DTES NH programming began in May 2005 in space borrowed from a community partner, with one part time staff and an annual operating budget of $23,000. During those early years we operated as a satellite program of Gordon Neighbourhood House. Our Steering Committee was composed of 20+ community members who benefited from the mentorship of both organizations.
In June 2009, the Downtown Eastside Neighbourhood House became an independent non‐profit Society and is now a federally registered charity.
Now with multiple staff and an annual operating budget that has grown significantly, we have been able to enjoy a steady growth that has been made possible by widespread community support, the commitment of Volunteers who yearly invest 1000s of hours of unpaid work and funders whose financial contributions help to pay the bills.
A bit of History about Neighbourhood Houses

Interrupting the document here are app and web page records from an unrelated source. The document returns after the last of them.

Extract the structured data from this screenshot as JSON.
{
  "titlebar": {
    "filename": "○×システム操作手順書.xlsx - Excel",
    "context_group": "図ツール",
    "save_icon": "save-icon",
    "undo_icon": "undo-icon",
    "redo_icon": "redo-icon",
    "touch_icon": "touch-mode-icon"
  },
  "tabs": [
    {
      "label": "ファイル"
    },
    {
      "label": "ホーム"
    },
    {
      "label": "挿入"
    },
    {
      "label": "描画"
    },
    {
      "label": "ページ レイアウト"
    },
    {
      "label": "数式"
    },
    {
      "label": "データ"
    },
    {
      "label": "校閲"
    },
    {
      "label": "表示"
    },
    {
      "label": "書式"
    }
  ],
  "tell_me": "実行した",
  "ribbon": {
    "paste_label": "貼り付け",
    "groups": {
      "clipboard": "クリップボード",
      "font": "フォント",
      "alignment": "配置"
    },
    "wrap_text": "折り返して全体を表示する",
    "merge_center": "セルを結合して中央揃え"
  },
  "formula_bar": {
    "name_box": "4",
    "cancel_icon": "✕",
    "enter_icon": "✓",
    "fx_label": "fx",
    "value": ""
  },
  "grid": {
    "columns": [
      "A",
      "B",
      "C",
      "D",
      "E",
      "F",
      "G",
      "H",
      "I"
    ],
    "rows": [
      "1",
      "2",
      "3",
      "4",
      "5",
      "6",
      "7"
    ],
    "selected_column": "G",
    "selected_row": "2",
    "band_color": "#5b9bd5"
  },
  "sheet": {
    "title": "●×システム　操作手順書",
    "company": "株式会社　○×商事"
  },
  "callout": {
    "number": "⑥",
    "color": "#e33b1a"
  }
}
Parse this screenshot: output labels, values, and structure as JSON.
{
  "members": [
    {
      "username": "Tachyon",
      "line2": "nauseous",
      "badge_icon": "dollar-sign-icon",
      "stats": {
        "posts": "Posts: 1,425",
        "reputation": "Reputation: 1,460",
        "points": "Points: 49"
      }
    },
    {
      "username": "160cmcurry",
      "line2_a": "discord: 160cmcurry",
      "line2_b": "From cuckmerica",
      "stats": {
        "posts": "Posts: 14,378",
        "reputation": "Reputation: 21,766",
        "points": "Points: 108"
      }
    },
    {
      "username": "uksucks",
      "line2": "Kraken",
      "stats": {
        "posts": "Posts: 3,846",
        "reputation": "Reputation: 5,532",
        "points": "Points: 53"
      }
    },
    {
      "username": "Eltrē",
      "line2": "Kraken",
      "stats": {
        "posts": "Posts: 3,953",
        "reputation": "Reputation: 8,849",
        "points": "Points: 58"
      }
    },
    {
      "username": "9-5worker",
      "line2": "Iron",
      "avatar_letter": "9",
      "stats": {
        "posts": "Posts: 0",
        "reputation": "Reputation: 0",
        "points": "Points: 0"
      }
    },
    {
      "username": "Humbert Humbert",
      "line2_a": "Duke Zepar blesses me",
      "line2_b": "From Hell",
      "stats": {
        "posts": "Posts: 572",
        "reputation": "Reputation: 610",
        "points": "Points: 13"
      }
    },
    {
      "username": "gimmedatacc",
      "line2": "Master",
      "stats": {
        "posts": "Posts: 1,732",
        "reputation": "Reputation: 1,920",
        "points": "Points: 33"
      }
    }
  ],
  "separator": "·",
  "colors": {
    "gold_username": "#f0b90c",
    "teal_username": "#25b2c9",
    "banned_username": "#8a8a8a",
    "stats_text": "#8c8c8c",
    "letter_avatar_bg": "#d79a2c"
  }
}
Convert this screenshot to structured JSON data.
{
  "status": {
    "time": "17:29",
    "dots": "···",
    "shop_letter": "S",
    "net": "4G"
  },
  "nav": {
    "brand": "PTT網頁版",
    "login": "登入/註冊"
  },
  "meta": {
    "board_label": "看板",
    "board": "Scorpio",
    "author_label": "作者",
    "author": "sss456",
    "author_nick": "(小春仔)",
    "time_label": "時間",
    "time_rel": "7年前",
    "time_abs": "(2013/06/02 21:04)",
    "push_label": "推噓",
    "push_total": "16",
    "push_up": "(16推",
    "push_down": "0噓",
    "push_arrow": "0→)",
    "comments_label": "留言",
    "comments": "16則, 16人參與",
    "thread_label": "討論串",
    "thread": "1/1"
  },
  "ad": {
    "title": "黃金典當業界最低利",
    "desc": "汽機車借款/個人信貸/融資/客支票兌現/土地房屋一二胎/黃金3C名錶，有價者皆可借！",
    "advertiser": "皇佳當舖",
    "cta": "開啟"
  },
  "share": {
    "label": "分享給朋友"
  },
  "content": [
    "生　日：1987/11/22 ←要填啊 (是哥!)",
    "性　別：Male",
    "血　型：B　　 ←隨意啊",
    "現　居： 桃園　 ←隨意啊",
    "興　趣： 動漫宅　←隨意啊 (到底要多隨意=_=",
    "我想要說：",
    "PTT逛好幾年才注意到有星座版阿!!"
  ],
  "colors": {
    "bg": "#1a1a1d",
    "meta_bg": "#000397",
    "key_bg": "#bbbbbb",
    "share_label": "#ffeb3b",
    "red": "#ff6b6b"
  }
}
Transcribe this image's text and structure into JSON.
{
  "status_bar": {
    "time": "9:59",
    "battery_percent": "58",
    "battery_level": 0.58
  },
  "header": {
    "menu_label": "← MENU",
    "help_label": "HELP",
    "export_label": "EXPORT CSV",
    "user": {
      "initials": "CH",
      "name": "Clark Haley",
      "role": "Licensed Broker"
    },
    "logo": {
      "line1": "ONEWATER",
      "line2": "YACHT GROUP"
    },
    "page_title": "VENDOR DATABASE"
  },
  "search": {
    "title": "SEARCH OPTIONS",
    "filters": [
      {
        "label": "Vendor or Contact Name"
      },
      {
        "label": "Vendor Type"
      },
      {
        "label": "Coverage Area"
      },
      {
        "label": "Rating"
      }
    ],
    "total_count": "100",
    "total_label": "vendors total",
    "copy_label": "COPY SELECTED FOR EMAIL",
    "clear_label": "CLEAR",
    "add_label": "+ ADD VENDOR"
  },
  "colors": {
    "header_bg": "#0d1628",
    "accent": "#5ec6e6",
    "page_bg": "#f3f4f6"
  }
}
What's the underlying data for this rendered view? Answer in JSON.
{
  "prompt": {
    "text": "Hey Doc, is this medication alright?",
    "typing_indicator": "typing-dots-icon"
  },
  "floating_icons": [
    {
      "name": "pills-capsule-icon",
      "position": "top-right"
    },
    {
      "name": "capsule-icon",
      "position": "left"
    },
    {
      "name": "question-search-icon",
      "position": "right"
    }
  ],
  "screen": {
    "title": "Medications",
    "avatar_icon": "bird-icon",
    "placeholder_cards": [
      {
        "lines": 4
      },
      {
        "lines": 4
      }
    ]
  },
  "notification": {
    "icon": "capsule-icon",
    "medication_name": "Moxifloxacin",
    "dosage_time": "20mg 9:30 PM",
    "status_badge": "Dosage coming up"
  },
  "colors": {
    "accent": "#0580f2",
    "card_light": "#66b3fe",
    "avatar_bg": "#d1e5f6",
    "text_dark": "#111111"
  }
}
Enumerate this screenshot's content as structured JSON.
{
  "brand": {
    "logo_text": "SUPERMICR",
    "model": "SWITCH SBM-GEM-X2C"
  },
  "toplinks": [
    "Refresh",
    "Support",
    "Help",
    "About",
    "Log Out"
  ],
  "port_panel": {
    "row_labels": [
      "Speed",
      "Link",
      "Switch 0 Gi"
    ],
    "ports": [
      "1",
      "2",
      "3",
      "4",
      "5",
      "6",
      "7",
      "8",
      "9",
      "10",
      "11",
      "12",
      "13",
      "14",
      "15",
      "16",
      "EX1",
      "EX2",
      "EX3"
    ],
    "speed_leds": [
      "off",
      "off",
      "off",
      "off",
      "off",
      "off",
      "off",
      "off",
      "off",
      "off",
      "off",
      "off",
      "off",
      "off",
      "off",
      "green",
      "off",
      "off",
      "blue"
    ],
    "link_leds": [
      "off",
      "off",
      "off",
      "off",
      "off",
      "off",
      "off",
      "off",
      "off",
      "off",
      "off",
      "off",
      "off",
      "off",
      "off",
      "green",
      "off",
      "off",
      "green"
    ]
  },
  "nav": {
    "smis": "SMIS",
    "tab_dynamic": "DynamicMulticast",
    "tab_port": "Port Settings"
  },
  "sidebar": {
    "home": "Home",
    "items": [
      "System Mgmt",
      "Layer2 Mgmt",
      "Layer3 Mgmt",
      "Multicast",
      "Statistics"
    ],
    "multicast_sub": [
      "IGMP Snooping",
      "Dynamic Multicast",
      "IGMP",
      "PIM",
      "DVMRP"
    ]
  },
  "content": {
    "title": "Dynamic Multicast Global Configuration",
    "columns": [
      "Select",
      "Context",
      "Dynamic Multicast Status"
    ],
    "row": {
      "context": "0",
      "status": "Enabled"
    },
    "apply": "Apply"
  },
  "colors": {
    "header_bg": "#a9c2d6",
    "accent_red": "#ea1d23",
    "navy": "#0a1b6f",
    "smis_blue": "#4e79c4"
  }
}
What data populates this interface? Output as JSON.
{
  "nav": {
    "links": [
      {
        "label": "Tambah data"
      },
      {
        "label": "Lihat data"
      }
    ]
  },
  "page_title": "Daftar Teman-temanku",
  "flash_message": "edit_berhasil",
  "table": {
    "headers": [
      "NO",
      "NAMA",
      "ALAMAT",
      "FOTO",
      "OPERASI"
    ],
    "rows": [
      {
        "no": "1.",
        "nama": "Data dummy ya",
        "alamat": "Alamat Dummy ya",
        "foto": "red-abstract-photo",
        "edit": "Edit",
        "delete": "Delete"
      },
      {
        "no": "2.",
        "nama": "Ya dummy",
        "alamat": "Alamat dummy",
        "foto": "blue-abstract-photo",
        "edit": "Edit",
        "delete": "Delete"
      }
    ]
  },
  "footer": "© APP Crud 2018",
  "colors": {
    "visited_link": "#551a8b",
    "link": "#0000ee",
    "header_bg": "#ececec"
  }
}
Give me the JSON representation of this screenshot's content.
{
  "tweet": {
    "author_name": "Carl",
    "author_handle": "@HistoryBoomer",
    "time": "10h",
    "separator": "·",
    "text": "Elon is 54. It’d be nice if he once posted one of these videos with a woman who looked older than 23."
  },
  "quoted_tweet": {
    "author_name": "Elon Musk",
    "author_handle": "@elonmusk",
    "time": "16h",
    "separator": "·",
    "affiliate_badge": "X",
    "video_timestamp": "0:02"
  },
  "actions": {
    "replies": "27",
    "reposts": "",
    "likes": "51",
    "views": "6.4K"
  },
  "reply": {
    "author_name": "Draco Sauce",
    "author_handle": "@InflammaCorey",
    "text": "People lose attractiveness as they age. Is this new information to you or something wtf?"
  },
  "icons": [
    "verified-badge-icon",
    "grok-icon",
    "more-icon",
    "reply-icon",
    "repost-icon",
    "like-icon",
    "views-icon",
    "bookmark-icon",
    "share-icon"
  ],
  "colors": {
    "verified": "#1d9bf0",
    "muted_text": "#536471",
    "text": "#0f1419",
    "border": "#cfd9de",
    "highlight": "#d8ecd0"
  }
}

Following the Industrial Revolution in the late 19th century, Settlement Houses were the pioneer social movement that addressed poverty and dislocation. In 1884 Samuel Barnett, a leader of the social reform movement, founded Toynbee Hall in London’s impoverished Whitechaple District. Funding for this new institution was provided by Oxford, Cambridge, and a number of high-profile philanthropists. It was called a Settlement House because it acted as a temporary dormitory for university students . As these first settlers came to learn more about the causes and effects of poverty, they began to offer services such as literacy courses, legal advice, health clinics, translation services, and more. The concept proved appealing to the public, and settlement houses rapidly grew throughout Great Britain and North America. By 1920 there were 60 settlement houses in Britain, over 400 in the United States, and 12 in Canada. The movement pioneered the development of public recreation, day nurseries and adult education. The Settlement Houses Movement not only started what is now known as Neighbourhood Houses but also founded the basis for the profession of social work.
Neighbourhood Houses in Vancouver trace their origins to an orphanage constructed in 1891, which was converted to Vancouver’s first Neighbourhood House in 1938: the Alexandra NH. Three years after the opening of the orphanage house, the Society now known as ANH was incorporated. In 1943 ANH opened the Strathcona daycare centre at 616 Cordova Street, just two blocks from Oppenheimer Park. The main aim of this centre was to support working mothers. The DTES was one of three neighbourhoods served by ANH by the middle of the 20th Century, the others being the West End and Victoria Drive.
Today there are 15 Neighourhood houses operating in the lower mainland, some are independent houses and some are part of the association. We all work together to provide benefit to our communities.